» Your goal
The answer must be every line from the entries below that contains "label".

Excerpts from an interface dataset:
%%
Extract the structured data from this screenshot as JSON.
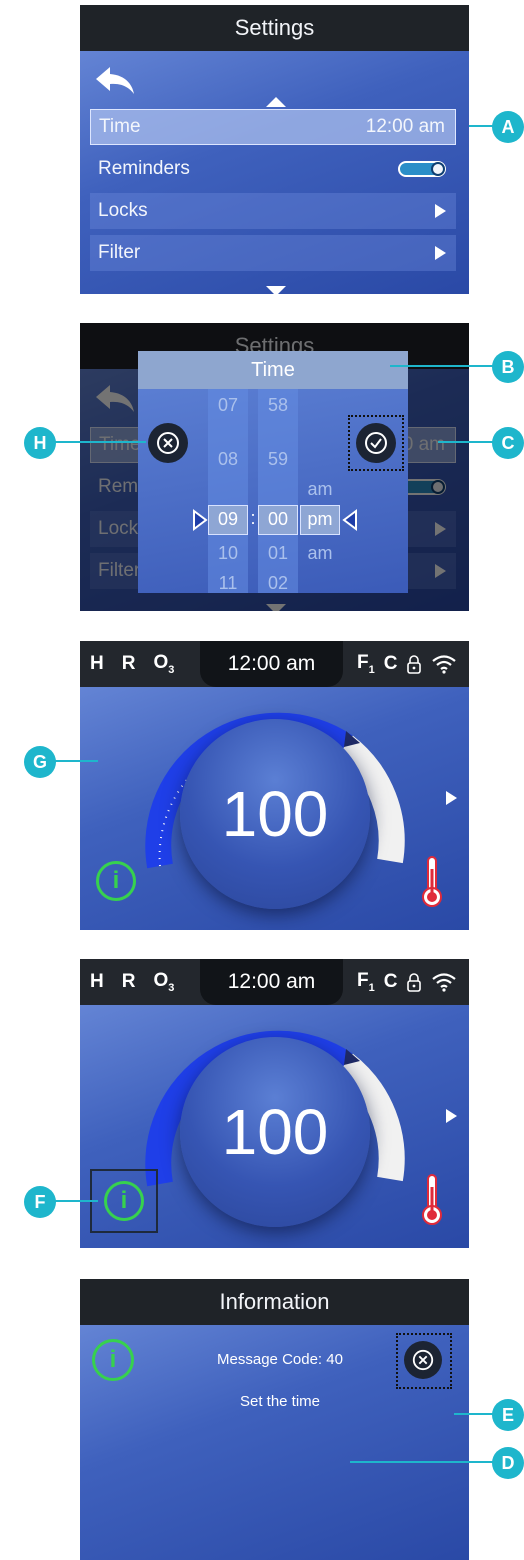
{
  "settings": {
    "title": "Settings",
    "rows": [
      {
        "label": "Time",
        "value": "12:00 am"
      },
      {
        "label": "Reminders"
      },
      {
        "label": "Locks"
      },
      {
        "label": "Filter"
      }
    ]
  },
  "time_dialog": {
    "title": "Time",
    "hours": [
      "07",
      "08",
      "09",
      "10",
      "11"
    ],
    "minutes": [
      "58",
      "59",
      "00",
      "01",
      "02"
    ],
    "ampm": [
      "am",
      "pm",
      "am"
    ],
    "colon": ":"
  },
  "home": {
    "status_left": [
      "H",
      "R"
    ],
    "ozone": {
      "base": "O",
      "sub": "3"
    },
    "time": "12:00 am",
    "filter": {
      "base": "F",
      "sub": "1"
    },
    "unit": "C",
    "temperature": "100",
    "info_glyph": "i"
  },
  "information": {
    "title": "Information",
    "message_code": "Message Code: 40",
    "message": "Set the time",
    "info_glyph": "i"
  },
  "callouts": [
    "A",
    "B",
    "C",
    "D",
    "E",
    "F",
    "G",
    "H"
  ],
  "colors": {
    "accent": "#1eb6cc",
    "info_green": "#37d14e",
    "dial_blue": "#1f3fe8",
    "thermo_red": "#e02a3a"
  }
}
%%
» Output
        "label": "Time",
        "label": "Reminders"
        "label": "Locks"
        "label": "Filter"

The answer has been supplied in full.